Tips, Tricks, and Answers
The following articles are available for the 'Statistical Functions' topic. Click the article''s title (shown in bold) to see the associated article.
Adding Up Tops and Bottoms
When you are working with sequenced values in a list, you'll often want to take some action based on the top X or bottom Y values in the list. This tip takes a look at how you can sum just these selective values.
An Average that Excludes Zero Values
Excel allows you to use functions and formulas to analyze your data. One way you can analyze your data is to use the AVERAGE function to find out the average of a range of values; this concept is easy to grasp. What may not be as easy is how you get an average that excludes zero values within the range.
Calculating a Geometric Standard Deviation
One of the areas in which Excel provides worksheet functions is in the arena of statistical analysis. You may want to calculate some statistics for which Excel doesn't provide built-in functions. This tip discusses one such statistic: a geometric standard deviation.
Cell and Name References in COUNTIF
The second parameter of the COUNTIF function is used to specify the criteria to be used when determining what should be counted. If you want that criteria to include a cell reference, it can be confusing to make the reference work properly.
Counting Cells with Specific Characters
Excel is used by many people to hold all sorts of data, not just numbers. If you have cells that include meaningful leading characters, you may want to count the cells that contain a specific character. Here's how to do it.

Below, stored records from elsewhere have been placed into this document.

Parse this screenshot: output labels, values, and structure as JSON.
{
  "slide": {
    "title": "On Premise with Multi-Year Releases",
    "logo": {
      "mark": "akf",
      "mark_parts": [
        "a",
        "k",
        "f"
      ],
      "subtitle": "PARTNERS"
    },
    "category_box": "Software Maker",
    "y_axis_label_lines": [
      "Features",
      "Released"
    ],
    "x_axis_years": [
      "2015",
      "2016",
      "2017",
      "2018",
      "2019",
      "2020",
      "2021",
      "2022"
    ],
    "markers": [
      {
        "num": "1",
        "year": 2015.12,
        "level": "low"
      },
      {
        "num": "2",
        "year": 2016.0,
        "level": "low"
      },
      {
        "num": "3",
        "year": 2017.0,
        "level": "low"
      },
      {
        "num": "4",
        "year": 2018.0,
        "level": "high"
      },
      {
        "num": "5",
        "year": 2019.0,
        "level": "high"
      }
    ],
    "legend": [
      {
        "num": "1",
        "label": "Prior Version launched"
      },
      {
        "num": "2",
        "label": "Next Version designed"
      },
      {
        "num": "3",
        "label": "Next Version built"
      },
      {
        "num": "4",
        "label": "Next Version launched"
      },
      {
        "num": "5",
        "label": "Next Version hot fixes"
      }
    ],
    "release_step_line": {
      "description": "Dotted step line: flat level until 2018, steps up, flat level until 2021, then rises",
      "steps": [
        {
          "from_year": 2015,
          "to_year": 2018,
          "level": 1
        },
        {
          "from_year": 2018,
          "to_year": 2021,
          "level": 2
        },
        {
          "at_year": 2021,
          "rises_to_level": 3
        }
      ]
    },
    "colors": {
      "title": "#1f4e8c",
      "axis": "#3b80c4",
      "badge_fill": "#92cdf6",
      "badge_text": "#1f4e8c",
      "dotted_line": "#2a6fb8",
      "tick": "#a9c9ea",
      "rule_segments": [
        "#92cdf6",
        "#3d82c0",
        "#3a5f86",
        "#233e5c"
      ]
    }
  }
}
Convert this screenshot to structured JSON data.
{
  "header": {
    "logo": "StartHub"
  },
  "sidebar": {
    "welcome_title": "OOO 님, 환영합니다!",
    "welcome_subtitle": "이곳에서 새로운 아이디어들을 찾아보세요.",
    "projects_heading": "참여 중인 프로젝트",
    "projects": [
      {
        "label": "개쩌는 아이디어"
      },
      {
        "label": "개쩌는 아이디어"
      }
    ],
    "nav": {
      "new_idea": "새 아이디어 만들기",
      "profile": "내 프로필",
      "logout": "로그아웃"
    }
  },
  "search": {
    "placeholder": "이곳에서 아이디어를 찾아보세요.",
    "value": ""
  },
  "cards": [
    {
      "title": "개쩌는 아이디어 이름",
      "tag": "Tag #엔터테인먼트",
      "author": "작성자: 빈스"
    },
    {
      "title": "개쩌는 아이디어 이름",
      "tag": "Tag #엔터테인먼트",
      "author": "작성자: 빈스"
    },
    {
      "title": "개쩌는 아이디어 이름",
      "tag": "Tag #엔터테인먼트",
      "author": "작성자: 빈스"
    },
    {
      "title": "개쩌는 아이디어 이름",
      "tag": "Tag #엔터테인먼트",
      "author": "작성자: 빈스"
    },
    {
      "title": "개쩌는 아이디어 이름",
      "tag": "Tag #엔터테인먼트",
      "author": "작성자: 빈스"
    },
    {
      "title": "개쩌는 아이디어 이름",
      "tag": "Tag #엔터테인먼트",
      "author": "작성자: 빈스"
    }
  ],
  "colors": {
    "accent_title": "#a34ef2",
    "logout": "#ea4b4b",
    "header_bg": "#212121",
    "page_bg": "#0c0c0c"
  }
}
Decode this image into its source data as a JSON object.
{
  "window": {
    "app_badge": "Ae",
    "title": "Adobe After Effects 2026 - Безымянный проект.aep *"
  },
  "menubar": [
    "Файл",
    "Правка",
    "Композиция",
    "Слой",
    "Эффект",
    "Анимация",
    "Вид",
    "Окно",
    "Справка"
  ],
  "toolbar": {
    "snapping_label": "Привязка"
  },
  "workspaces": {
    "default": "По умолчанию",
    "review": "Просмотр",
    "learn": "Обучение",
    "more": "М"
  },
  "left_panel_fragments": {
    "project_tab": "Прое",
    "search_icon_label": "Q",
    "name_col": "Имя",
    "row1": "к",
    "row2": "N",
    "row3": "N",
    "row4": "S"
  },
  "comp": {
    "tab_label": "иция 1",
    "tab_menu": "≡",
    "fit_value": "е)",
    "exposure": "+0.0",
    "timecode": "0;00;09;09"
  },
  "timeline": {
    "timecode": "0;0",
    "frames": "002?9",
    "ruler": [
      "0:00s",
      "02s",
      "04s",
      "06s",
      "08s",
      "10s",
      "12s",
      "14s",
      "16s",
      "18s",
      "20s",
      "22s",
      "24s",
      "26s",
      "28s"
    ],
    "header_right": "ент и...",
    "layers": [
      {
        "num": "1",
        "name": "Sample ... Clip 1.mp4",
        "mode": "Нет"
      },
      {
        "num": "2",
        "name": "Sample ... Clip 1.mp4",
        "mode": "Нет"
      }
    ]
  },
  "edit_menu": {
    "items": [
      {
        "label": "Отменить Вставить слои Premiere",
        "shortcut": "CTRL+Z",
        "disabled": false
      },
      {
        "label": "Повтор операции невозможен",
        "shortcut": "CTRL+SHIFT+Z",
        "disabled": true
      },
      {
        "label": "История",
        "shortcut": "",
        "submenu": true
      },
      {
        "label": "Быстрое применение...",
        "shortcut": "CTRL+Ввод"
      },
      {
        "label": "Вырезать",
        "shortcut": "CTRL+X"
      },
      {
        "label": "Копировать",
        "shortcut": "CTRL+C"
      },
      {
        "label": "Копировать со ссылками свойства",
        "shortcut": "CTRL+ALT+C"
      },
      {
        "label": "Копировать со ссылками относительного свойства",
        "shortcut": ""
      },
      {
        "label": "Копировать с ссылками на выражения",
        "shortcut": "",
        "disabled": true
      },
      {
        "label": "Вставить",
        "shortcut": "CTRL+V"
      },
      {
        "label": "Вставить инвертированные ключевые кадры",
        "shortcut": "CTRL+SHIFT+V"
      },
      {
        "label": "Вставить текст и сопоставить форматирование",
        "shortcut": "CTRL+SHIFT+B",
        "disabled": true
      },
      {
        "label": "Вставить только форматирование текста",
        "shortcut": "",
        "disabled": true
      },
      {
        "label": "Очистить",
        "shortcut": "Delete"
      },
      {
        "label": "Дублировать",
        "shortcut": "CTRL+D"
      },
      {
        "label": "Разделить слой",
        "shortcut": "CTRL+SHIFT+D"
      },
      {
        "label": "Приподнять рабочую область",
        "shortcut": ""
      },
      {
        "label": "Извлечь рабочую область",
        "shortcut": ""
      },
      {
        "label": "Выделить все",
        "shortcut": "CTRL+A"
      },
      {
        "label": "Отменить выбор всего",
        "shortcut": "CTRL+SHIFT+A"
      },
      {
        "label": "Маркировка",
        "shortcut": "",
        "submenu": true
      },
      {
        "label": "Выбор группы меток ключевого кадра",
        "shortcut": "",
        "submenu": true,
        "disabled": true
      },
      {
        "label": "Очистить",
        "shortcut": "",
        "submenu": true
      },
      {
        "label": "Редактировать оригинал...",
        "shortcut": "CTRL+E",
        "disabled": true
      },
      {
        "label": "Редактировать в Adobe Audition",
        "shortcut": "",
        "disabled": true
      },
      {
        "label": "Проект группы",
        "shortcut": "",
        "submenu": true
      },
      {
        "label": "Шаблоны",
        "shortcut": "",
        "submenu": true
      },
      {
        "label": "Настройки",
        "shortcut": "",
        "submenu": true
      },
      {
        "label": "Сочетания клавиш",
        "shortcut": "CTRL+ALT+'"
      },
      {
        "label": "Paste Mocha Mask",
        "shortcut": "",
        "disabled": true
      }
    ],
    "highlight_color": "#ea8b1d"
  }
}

Counting the Number of Blank Cells
If you need to count the number of blank cells in a range, the function to use is COUNTBLANK. This tip discusses the function, along with a "gotcha" that you should be aware of.
Counting with Formulas
When you need to count a number of cells based upon a single criteria, the standard function to use is COUNTIF. This tip explains, through an example, how you can use the function to do the desired counting.
Counting with Two Criteria
When you use Excel as a simple database program to store individual records, you may have a need to count the records which meet two criteria. There are a number of ways you can determine the desired count, as described in this tip.
Counting within Criteria
You can use the COUNTIF function to determine how many cells in a range fit your criteria. One criterion is easy; using multiple criteria is harder. Here's some ideas on how to do it.
Finding the Lowest Numbers
Need to find the lowest numbers in a range of values? It's easy to do using the SMALL worksheet function, or you can use a macro for more demanding needs.
Median of Selected Numbers
Need to find a median value in a series of values? It's easy with the MEDIAN function. What isn't as easy is to derive the median from only a subset of the values based upon some criterion. Here's an easy way to approach the task.
Two common worksheet functions used to count things are COUNT and COUNTA. Not understanding how these functions treat cell contents can result in incorrect counts.
Using GEOMEAN with a Large List
When performing a statistical analysis on a large dataset, you may want to use GEOMEAN to figure out the geometric mean of the data. Doing so, however, could possibly generate an error, as described in this tip.
Using the FORECAST Function
Excel provides a handy worksheet function that allows you to forecast values based upon a set of known values. This function, appropriately enough, is known as the FORECAST function and is described in this tip.